Ever-ready Eddie punched for pay in Mexico, Venezuela, Italy, France, Japan, Jamaica, Canada, Colombia, Trinidad & Tobago, Costa Rica, the Philippines, Australia, Guyana, Ecuador, England, South Africa, Argentina, Brazil, Denmark, Austria, Chile, Puerto Rico and Germany.
You won't find Keenan Smith, a 17-year-old featherweight from Southwest Philadelphia, anywhere in USA Boxing's top 10 rankings for his weight class for the first quarter of 2008. No surprise; through last March, the spindly southpaw had only two Open Division bouts.

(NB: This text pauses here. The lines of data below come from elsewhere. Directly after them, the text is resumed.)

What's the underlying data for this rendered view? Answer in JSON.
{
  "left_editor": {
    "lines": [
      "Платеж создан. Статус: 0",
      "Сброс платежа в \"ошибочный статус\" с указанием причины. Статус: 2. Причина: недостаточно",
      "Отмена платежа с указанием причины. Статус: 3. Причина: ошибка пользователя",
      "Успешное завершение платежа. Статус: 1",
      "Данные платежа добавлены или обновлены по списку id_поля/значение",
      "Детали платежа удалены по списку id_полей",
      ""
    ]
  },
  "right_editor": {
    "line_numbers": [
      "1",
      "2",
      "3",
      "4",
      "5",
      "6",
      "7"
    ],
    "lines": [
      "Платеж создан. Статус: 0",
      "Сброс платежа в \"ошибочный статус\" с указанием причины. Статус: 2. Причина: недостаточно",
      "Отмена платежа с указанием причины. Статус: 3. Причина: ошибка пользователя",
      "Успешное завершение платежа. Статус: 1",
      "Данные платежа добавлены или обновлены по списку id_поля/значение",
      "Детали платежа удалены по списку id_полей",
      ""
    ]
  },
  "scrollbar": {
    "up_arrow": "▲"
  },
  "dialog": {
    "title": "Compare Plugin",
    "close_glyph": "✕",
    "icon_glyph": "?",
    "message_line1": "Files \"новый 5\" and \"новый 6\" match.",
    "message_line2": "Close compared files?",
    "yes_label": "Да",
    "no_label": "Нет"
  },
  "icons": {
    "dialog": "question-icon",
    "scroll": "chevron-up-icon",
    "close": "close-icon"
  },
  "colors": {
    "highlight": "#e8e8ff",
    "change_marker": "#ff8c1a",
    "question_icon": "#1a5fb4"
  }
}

But Smith used his jab and lateral movement to defeat New England's Ryan Kielczweski, 5-0, last month at the National Golden Gloves Championships in Grand Rapids, Mich. He hopes for a berth on the U.S. boxing team for the 2012 London Olympics.
"I give opponents a lot of angles, a lot of head movement," he said. "My game is to outbox people. I can stand and bang if I have to, but I'd rather stick and move."
Three former world boxing champions are among the 37 athletes on the ballot for the fifth annual Philadelphia Sports Hall of Fame induction class.
Those selected will be enshrined on Nov. 11 at the Hyatt Regency Penn's Landing.
The late Tommy Loughran (116-30-13, 17 KOs), the legendary light-heavyweight titlist who was 81 when he died in 1982, is a holdover from the pre-1958 candidates. New names on the ballot for 1958 and after are light-heavyweight champ Matthew Saad Muhammad (39-16-3, 29 KOs) and two-division titlist Meldrick Taylor (38-8-1, 20 KOs), who won a gold medal at the 1984 Los Angeles Olympics. *